Authors: Edith Wharton
|1862||Edith Newbold Jones is born January 24 in New York City, the last of three children. Her parents are wealthy and socially well-connected.|
|1866||The Jones family leaves for Europe, where they will live for the next six years.|
|1870||In Germany, Edith falls ill with typhoid fever and for a time hovers between life and death. When she recovers, the fam ily moves to Florence. Edith begins writing stories, which she recites to her family.|
|1872||The Joneses return to America, where they live in New York City and Newport, Rhode Island.|
|1877||Edith finishes a novella,|
Fast and Loose,
which will be pub lished a century later, in 1977. Henry James’s novel
|1878||Edith’s mother pays to publish a collection of Edith’s poems,|
|1879||Edith is presented to society in New York City.|
|1880||A wealthy young man, Henry Leyden Stevens, proposes to Wharton. The|
magazine publishes five of Wharton’s poems.
|1881||Henry James’s novel|
Portrait of a Lady
|1882||Edith’s father dies in the south of France. Edith and her mother return to the United States to find that Henry Stevens’s mother disapproves of the engagement. It is broken off, and the Jones women return to France.|
|1883||While summering in Bar Harbor, Maine, Edith agrees to marry Edward Wharton, an independently wealthy sportsman from Massachusetts.|
|1885||Edith and Edward wed and over the next several years divide their time between Europe, New York, and Newport.|
|1889||Wharton’s poems appear in|
At lantic Monthly.
|1891||Wharton’s first published story, “Mrs. Manstey’s View,” ap pears in|
|1897||The Decoration of Houses|
appears; it is a nonfiction work on interior design written by Wharton and architect Ogden Codman, Jr.
The Turn of the Screw
|1901||The Whartons begin to build The Mount, their summer home near Lenox, Massachusetts. Edith’s mother dies in Paris.|
|1905||The House of Mirth|
is published. The novel quickly becomes one of the best-selling books of the year; its popularity so lidifies Wharton’s reputation as a major novelist. Wharton and Henry James develop a close friendship. George Bernard Shaw’s play
is performed in Lon don.
A Motor-Flight through France,
in which she recounts her travels with her husband, Edward, and Henry James. She meets Morton Fullerton, an American journalist living in London who is a friend of Henry James, and the two begin a passionate though short-lived love af fair.

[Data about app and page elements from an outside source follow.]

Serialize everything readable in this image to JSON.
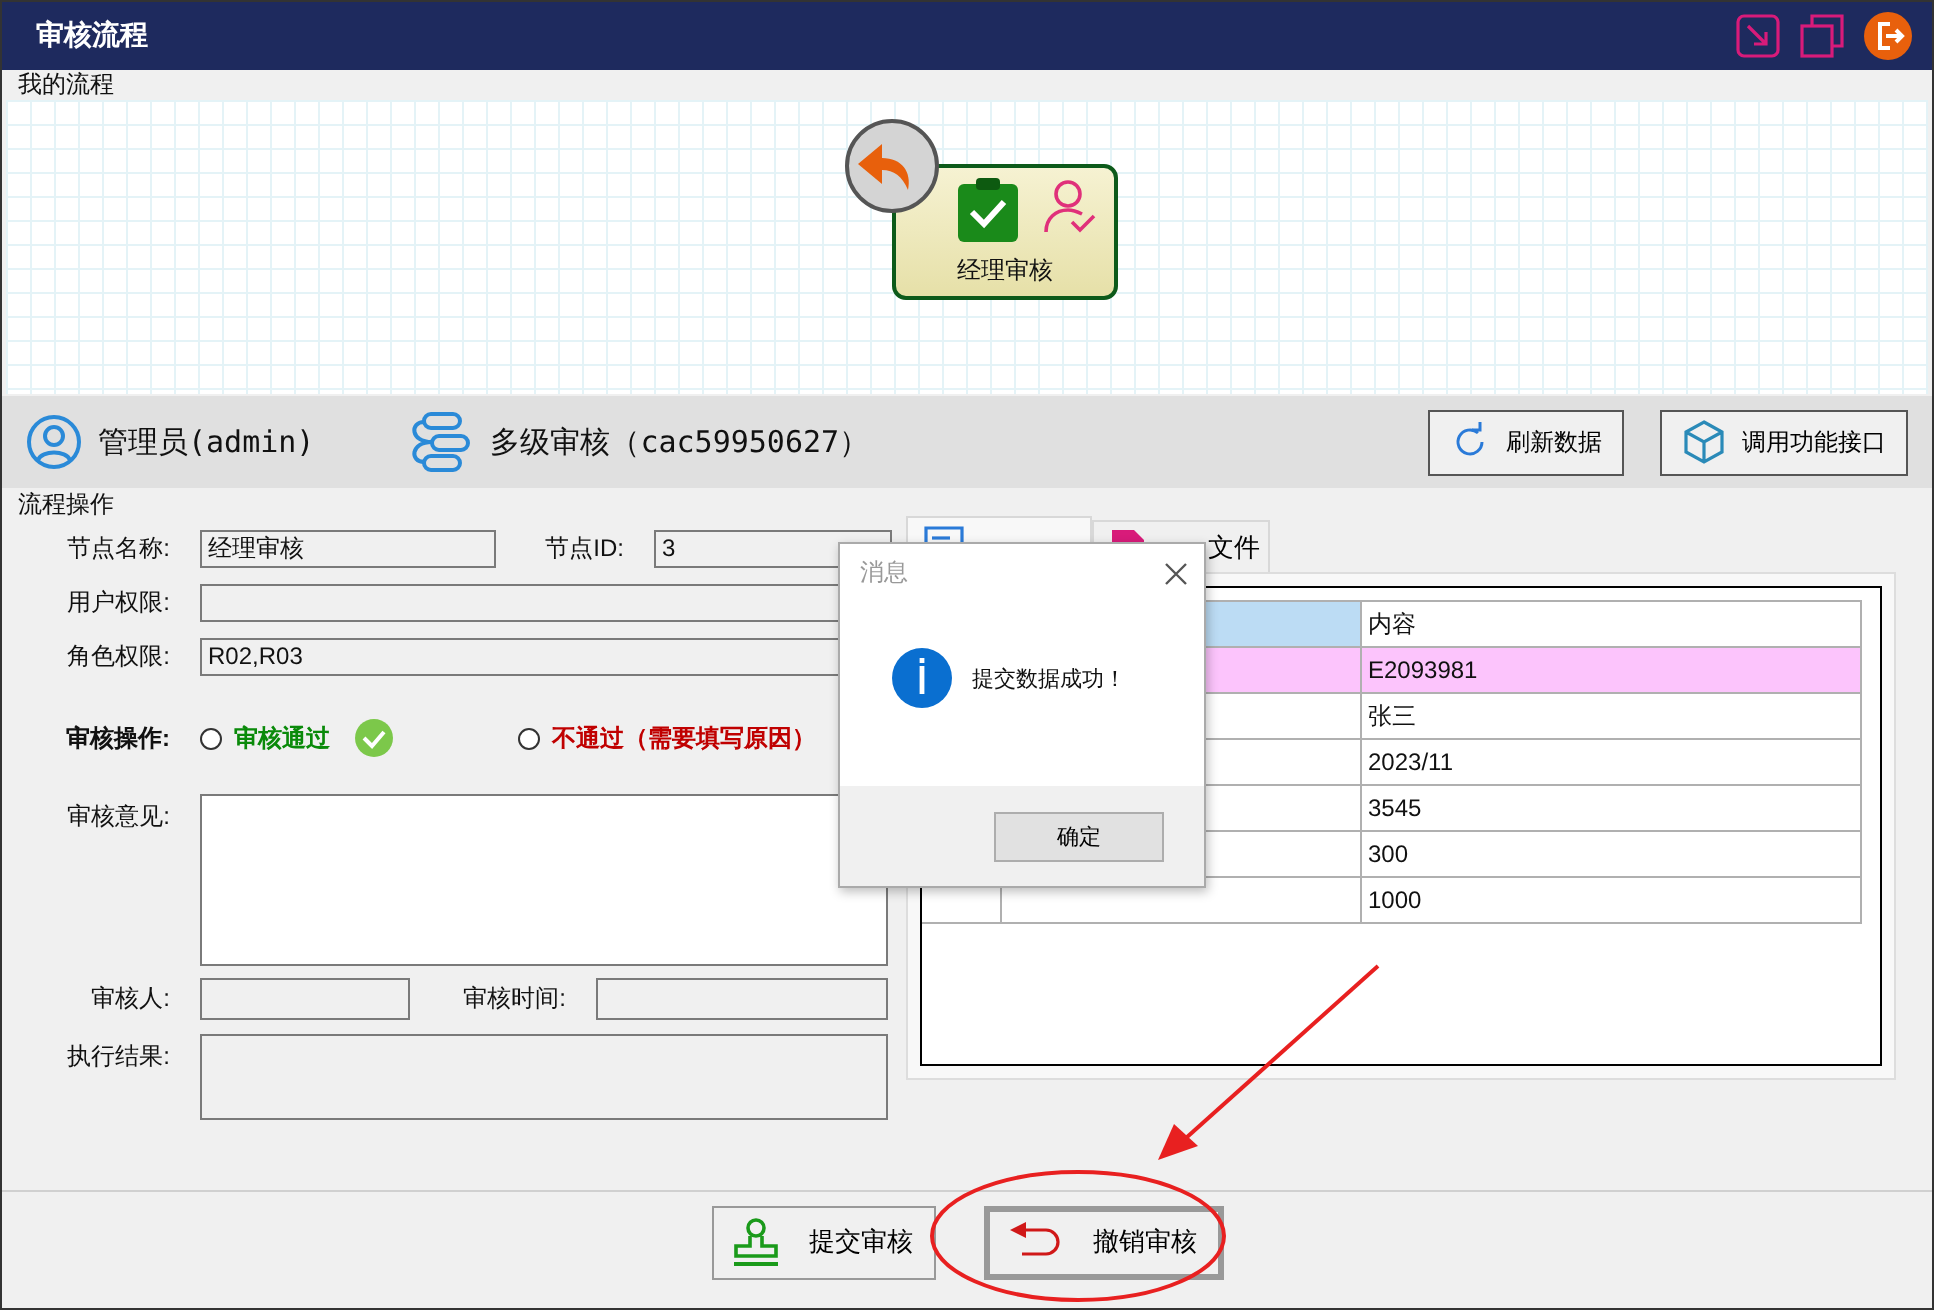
{
  "window": {
    "title": "审核流程"
  },
  "flow": {
    "label": "我的流程",
    "nodes": [
      {
        "label": "经理审核"
      }
    ]
  },
  "info": {
    "user": "管理员(admin)",
    "process": "多级审核（cac59950627）",
    "buttons": [
      {
        "kind": "refresh",
        "label": "刷新数据"
      },
      {
        "kind": "api",
        "label": "调用功能接口"
      }
    ]
  },
  "operation": {
    "label": "流程操作",
    "node_name": {
      "label": "节点名称:",
      "value": "经理审核"
    },
    "node_id": {
      "label": "节点ID:",
      "value": "3"
    },
    "user_permission": {
      "label": "用户权限:"
    },
    "role_permission": {
      "label": "角色权限:",
      "value": "R02,R03"
    },
    "review_action": {
      "label": "审核操作:",
      "options": [
        {
          "label": "审核通过",
          "kind": "pass",
          "selected": false
        },
        {
          "label": "不通过（需要填写原因）",
          "kind": "reject",
          "selected": false
        }
      ]
    },
    "opinion": {
      "label": "审核意见:"
    },
    "reviewer": {
      "label": "审核人:"
    },
    "review_time": {
      "label": "审核时间:"
    },
    "result": {
      "label": "执行结果:"
    }
  },
  "tabs": [
    {
      "kind": "data",
      "selected": true
    },
    {
      "kind": "file",
      "label": "文件",
      "selected": false
    }
  ],
  "table": {
    "column_2": "内容",
    "rows": [
      {
        "column_2": "E2093981",
        "highlighted": true
      },
      {
        "column_2": "张三",
        "highlighted": false
      },
      {
        "column_2": "2023/11",
        "highlighted": false
      },
      {
        "column_2": "3545",
        "highlighted": false
      },
      {
        "column_2": "300",
        "highlighted": false
      },
      {
        "column_2": "1000",
        "highlighted": false
      }
    ]
  },
  "actions": [
    {
      "kind": "submit",
      "label": "提交审核",
      "focused": false
    },
    {
      "kind": "revoke",
      "label": "撤销审核",
      "focused": true
    }
  ],
  "dialog": {
    "title": "消息",
    "message": "提交数据成功！",
    "button": "确定"
  }
}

is published; it was inspired by the bleak New England setting the author witnessed near her home in Lenox.
|1912||Wharton begins a friendship with art historian Bernard Berenson.|
|1913||Edith and Edward divorce. Wharton moves to France, where she will spend most of the rest of her life. Willa Cather’s|
|1914||Wharton travels to Tunisia and Algiers, then undertakes re lief efforts during World War I. She finds homes for hun dreds of Belgian orphans and raises money for refugees.|
|1916||Wharton receives the French Legion of Honor award for her war relief activities. Henry James dies.|
|1917||T. S. Eliot’s book of poetry|
Prufrock and Other Observations
|1918||Willa Cather publishes|
|1920||The Age of Innocence,|
a novel about New York society, is pub lished to great success.
|1921||Wharton becomes the first woman to be awarded the Pulitzer Prize for fiction, which she receives for|
The Age of Innocence.
Eugene O‘Neill’s play
opens in New York City.
|1922||T. S. Eliot’s|
The Waste Land
|1923||Yale University awards Wharton an honorary doctorate. Edna St. Vincent Millay receives the Pulitzer Prize for po etry.|
|1924||Wharton publishes a collection of novellas and short stories as|
Old New York.
|1925||Sinclair Lewis publishes|
which he dedicates to Wharton. Fitzgerald’s
The Great Gatsby
is published. Gertrude Stein publishes
The Making of Americans.
Virginia Woolf publishes
|1926||Ernest Hemingway publishes|
The Sun Also Rises.
|1928||Edward Wharton dies. Poet Carl Sandburg’s|
Good Morning, America
|1930||Wharton is elected to the American Academy of Arts and Letters. She continues to write, although her health is fail ing. Robert Frost’s|
a collection of short sto ries.
|1934||Wharton publishes “Roman Fever” in|
magazine for the then-astronomical sum of $3,000; one of her best known short stories, it is based on her travels in Italy. She continues to write and publish stories and novels.
A Back ward Glance,
an autobiography, is published.
|1936||The World Over,|
a collection of short stories, is published.
|1937||After a severe stroke, Edith Wharton dies on August 11. She is buried in Versailles, France.|